I should have added that once past day 60 the 'bug' disappears and worksheets
and VB evaluate as the same
When competing hypotheses are otherwise equal, adopt the hypothesis that
introduces the fewest assumptions while still sufficiently answering the
"Mike H" wrote:
> Well it is a bug but an intentional one.
> Excel followed on from Lotus 123 and in Lotus there was a genuine bug where
> it treated 1900 as a leap year when in fact is wasn't. In order to allow
> migration from Lotus to Excel without the need to change dates, Microsoft
> continued with the bug and do so to this day. VB displays the correct date
> for the value which is 1 day earlier.
> When competing hypotheses are otherwise equal, adopt the hypothesis that
> introduces the fewest assumptions while still sufficiently answering the
> "Travis Vandersypen" wrote:
> > A company I work for is using Excel to export and import data into other
> > parts of the program. User A will export data into an Excel file and give it
> > to User B who then imports that Excel file into their database. Since there
> > are several Memo/Text fields in the data, the entire export is done doing
> > automation writing each field's value cell by cell.
> > Recently, we have discovered that in Excel 2007, although the Cell's Text
> > field say 1/1/1900, when we query the Value property of that cell it reads as
> > 12/31/1899 12:00:00 am. I could understand the date-time portion of this, but
> > why does Excel subtract an entire day from the date specified in the Text?
> > (Please note that the export simply sets the Cell's Text property without any
> > further consideration to formatting to simulate the way in which a user would
> > type into the Cell)
> > I'm thinking this is a definite bug in Excel, but do not know how to report

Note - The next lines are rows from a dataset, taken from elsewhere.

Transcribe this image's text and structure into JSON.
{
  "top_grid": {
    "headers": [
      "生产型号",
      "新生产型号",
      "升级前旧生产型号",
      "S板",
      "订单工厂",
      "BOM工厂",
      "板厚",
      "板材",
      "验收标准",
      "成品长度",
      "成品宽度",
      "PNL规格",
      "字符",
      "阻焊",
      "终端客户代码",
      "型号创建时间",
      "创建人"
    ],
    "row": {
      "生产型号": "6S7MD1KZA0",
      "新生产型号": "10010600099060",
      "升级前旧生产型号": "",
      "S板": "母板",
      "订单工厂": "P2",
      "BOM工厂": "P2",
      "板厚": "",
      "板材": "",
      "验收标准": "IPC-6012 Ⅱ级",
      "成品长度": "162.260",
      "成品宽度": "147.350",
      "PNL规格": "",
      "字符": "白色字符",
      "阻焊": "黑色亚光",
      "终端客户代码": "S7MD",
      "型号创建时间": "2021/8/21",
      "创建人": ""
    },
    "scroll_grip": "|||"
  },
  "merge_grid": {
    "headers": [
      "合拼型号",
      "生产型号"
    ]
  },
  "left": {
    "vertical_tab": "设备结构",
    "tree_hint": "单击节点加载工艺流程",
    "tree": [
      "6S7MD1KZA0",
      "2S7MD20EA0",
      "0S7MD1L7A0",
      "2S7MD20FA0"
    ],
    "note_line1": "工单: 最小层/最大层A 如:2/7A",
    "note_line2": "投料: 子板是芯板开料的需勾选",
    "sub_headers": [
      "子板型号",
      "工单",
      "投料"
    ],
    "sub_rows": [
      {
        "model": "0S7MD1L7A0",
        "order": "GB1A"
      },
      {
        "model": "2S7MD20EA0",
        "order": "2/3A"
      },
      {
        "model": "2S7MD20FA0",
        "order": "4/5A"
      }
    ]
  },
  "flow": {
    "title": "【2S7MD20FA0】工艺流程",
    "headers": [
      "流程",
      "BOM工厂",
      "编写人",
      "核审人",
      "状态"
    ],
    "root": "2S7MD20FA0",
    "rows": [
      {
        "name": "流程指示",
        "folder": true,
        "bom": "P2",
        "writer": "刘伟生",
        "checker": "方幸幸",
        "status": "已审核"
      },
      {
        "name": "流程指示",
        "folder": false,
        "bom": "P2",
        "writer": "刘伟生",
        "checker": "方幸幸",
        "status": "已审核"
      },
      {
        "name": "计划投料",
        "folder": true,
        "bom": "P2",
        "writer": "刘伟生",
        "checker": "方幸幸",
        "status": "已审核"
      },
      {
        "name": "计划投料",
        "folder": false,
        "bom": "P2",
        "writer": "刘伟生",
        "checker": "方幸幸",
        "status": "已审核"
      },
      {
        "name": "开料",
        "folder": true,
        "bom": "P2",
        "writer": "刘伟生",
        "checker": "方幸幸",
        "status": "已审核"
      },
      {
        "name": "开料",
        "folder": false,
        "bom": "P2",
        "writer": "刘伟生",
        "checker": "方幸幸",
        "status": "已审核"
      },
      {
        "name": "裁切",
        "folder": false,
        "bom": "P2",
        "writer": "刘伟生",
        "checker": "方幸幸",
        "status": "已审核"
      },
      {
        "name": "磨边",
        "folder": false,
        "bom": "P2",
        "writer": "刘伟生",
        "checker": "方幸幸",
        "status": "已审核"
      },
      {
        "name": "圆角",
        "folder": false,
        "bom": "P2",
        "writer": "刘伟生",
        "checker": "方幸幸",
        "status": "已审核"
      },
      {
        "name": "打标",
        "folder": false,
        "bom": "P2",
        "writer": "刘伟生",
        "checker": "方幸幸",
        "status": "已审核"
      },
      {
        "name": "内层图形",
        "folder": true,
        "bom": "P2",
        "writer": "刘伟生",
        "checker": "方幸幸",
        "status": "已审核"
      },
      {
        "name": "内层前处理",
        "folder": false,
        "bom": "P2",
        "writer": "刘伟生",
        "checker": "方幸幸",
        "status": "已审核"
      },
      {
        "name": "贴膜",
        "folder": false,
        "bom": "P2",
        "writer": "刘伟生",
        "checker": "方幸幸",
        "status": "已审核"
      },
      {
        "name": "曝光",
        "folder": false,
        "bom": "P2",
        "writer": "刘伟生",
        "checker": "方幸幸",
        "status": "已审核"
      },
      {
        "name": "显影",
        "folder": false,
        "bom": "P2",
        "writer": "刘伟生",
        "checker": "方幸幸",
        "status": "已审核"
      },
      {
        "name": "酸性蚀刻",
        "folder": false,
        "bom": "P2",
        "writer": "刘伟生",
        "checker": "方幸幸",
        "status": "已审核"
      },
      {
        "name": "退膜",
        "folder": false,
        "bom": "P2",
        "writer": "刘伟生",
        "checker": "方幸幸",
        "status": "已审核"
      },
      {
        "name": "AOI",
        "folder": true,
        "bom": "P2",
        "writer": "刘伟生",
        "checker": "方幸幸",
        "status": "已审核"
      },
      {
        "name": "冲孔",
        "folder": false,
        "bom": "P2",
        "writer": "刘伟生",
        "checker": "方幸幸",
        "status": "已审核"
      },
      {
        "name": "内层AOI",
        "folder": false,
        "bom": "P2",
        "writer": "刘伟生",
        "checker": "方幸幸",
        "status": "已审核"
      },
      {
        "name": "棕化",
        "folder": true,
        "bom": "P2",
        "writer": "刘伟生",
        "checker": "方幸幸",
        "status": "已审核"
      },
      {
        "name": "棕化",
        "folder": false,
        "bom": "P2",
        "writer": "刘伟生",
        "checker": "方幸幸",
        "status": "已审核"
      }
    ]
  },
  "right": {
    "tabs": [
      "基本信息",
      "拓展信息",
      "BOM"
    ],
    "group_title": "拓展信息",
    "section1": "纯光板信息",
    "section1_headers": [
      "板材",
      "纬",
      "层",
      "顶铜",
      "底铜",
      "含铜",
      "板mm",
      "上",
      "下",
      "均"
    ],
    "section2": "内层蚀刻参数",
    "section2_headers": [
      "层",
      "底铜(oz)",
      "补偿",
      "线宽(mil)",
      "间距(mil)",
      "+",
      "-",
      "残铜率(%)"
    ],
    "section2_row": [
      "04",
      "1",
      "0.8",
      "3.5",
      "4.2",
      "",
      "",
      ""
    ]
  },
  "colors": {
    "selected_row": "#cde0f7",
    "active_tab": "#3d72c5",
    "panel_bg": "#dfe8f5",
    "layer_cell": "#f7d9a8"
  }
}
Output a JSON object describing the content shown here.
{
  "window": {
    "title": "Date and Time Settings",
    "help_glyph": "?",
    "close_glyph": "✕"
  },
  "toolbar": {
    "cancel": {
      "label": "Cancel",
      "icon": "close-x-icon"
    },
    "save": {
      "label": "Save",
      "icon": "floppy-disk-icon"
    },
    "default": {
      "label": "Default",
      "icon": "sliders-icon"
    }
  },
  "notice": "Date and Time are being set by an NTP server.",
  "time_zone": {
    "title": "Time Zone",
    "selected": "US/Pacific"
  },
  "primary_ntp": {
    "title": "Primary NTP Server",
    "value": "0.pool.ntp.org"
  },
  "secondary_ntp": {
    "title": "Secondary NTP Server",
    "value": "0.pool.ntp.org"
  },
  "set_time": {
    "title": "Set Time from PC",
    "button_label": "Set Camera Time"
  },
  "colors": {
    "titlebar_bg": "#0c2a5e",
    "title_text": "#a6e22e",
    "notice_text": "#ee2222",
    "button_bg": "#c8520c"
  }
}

> > it to Microsoft. I also find it hard to believe that I would be the first
> > person to discover this issue, so any help would be greatly appreciated....